New Report on Black Male Achievement Reveals Jaw-Dropping Data
“Jaw dropping” implies surprise and I can’t imagine the Council of the Great City schools can possibly be surprised by the performance of black males on NAEP.
Only 12 percent of fourth grade black male students nationally and 11 percent of those living in large central cities performed at or above proficient levels in reading on the 2009 National Assessment for Educational Progress (NAEP), compared with 38 percent of white males nationwide. In eighth grade, only 12 percent of black males across the country and 10 percent living in large cities performed at or above proficient in math, compared with 44 percent of white males nationwide.
It shouldn’t be surprising that NAEP scores are this low.
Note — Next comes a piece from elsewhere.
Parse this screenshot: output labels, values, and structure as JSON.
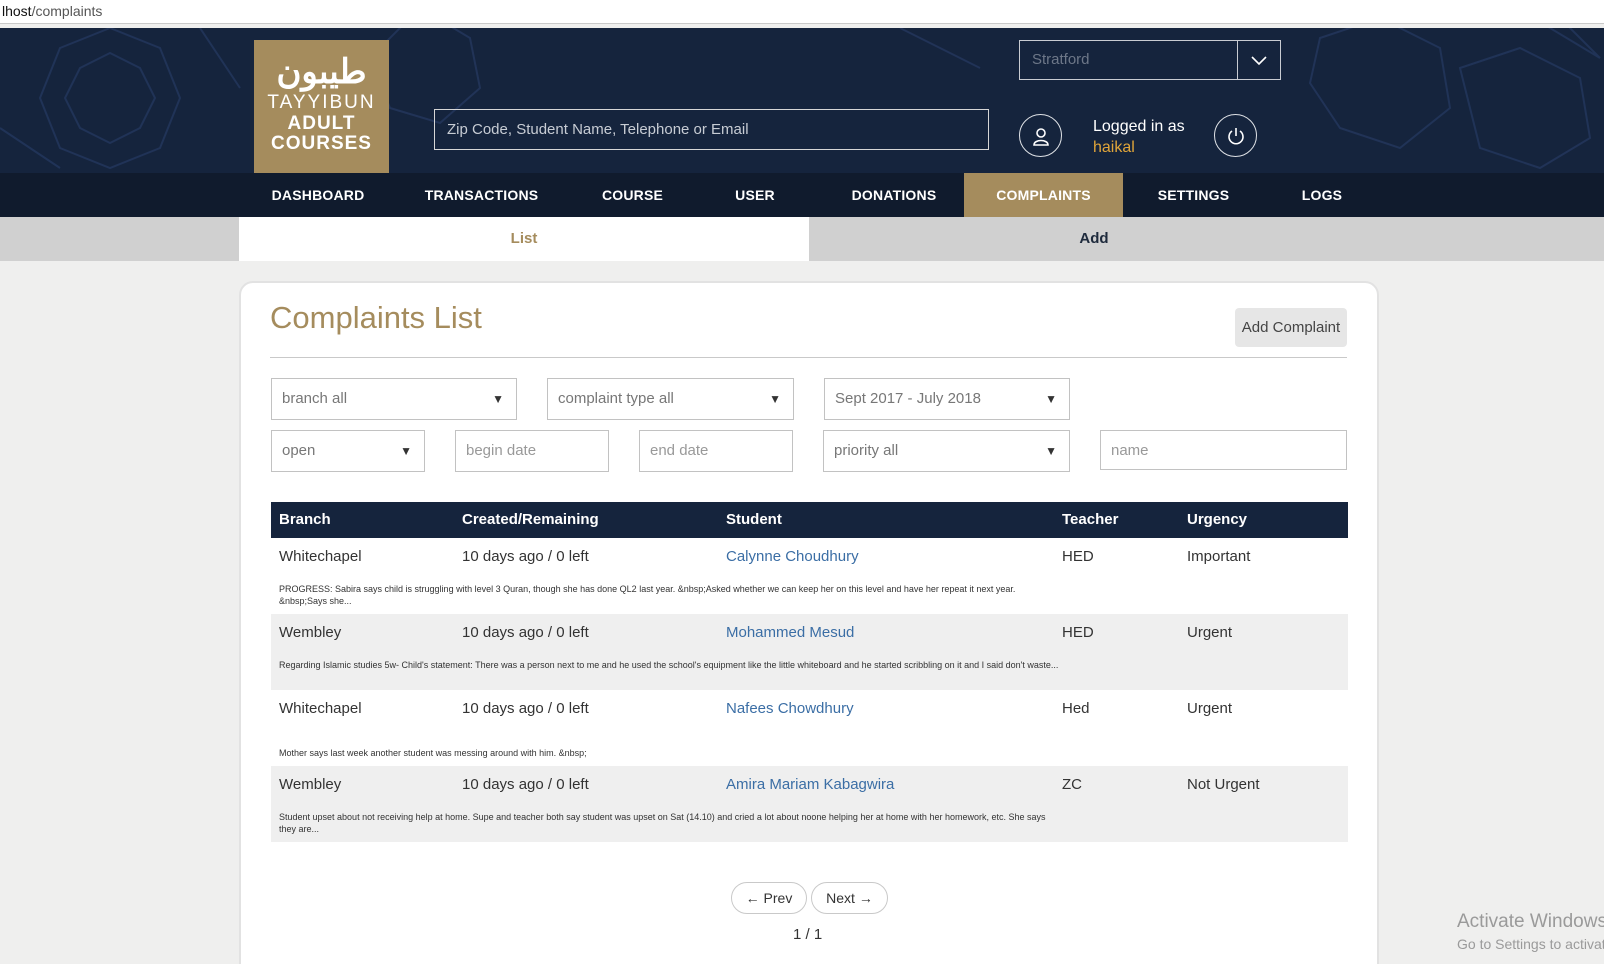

They’ve been this low for quite some time. The relatively low scores are merely an indication that the NAEP is a more difficult or has lower cut scores (or both) than most assessments
And the achievement gap hovers at about a standard deviation between whites and blacks. That too is about where it always seems to be.
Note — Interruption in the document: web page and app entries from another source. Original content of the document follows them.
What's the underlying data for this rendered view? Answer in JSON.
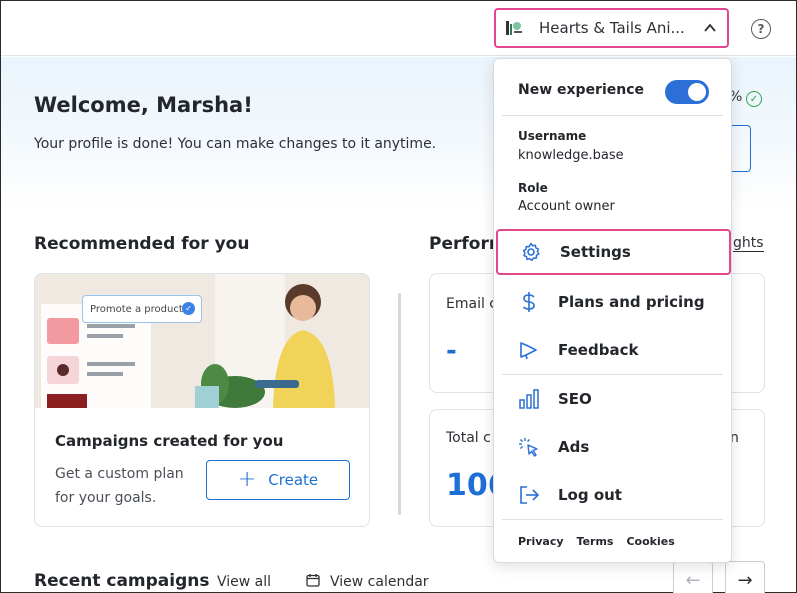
{
  "header": {
    "account_name": "Hearts & Tails Ani...",
    "help_glyph": "?"
  },
  "hero": {
    "title": "Welcome, Marsha!",
    "subtitle": "Your profile is done! You can make changes to it anytime.",
    "percent_fragment": "%"
  },
  "recommended": {
    "section_title": "Recommended for you",
    "card_chip": "Promote a product",
    "card_title": "Campaigns created for you",
    "card_desc": "Get a custom plan for your goals.",
    "create_label": "Create"
  },
  "performance": {
    "section_title_fragment": "Perform",
    "insights_fragment": "ghts",
    "email_label_fragment": "Email c",
    "email_value": "-",
    "total_label_fragment": "Total c",
    "total_value_fragment": "106",
    "total_right_fragment": "n"
  },
  "recent": {
    "title": "Recent campaigns",
    "view_all": "View all",
    "view_calendar": "View calendar"
  },
  "dropdown": {
    "new_experience_label": "New experience",
    "new_experience_on": true,
    "username_label": "Username",
    "username_value": "knowledge.base",
    "role_label": "Role",
    "role_value": "Account owner",
    "menu": [
      {
        "label": "Settings",
        "icon": "gear-icon"
      },
      {
        "label": "Plans and pricing",
        "icon": "dollar-icon"
      },
      {
        "label": "Feedback",
        "icon": "megaphone-icon"
      },
      {
        "label": "SEO",
        "icon": "bar-chart-icon"
      },
      {
        "label": "Ads",
        "icon": "cursor-click-icon"
      },
      {
        "label": "Log out",
        "icon": "logout-icon"
      }
    ],
    "footer": {
      "privacy": "Privacy",
      "terms": "Terms",
      "cookies": "Cookies"
    }
  },
  "colors": {
    "accent_blue": "#1d6fd6",
    "highlight_pink": "#e2478f",
    "success_green": "#2ea44f"
  }
}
So, again, why the surprise?
In fact, the average African American fourth and eighth grade male who is neither poor nor disabled does no better in reading and math on NAEP than white males who are poor or disabled.
That’s not a surprising result either if you read this blog. (What? You think this is an economics blog or something?)
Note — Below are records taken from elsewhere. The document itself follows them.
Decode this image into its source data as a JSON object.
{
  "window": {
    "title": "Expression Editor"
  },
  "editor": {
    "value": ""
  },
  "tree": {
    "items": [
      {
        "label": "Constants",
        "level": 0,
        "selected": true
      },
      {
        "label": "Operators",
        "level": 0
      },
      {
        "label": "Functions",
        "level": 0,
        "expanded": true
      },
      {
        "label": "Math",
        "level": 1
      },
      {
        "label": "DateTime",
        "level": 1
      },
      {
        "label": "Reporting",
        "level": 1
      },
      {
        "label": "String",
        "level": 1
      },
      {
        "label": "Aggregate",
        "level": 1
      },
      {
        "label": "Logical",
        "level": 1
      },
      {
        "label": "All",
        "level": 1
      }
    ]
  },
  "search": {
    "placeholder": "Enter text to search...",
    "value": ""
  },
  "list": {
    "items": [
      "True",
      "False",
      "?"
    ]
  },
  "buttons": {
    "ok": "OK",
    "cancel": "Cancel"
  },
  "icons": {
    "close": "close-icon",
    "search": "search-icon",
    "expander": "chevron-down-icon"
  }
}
Although since this study is getting mainstream attention, I am curious to see how this fact will be reported.
The Times gets a talking head to spin it for them.
“There’s accumulating evidence that there are racial differences in what kids experience before the first day of kindergarten,” said Ronald Ferguson, director of the Achievement Gap Initiative at Harvard. “They have to do with a lot of sociological and historical forces. In order to address those, we have to be able to have conversations that people are unwilling to have.”
Those include “conversations about early childhood parenting practices,” Dr. Ferguson said. “The activities that parents conduct with their 2-, 3- and 4-year-olds. How much we talk to them, the ways we talk to them, the ways we enforce discipline, the ways we encourage them to think and develop a sense of autonomy.”
Apparently, those conversations won’t include any possible genetic effects. I suppose we’re still unwilling to have that that conversation.
Dr. Ferguson seems to be relying on the famous Hart & Risley study and fails to mention studies like the Minnesota Transracial Adoption Study which showed that black adoptees failed to benefit from the language rich environment found in high-SES white homes.
The last seven paragraphs in the Times article are comedy gold if you know anything about economics. and incentives.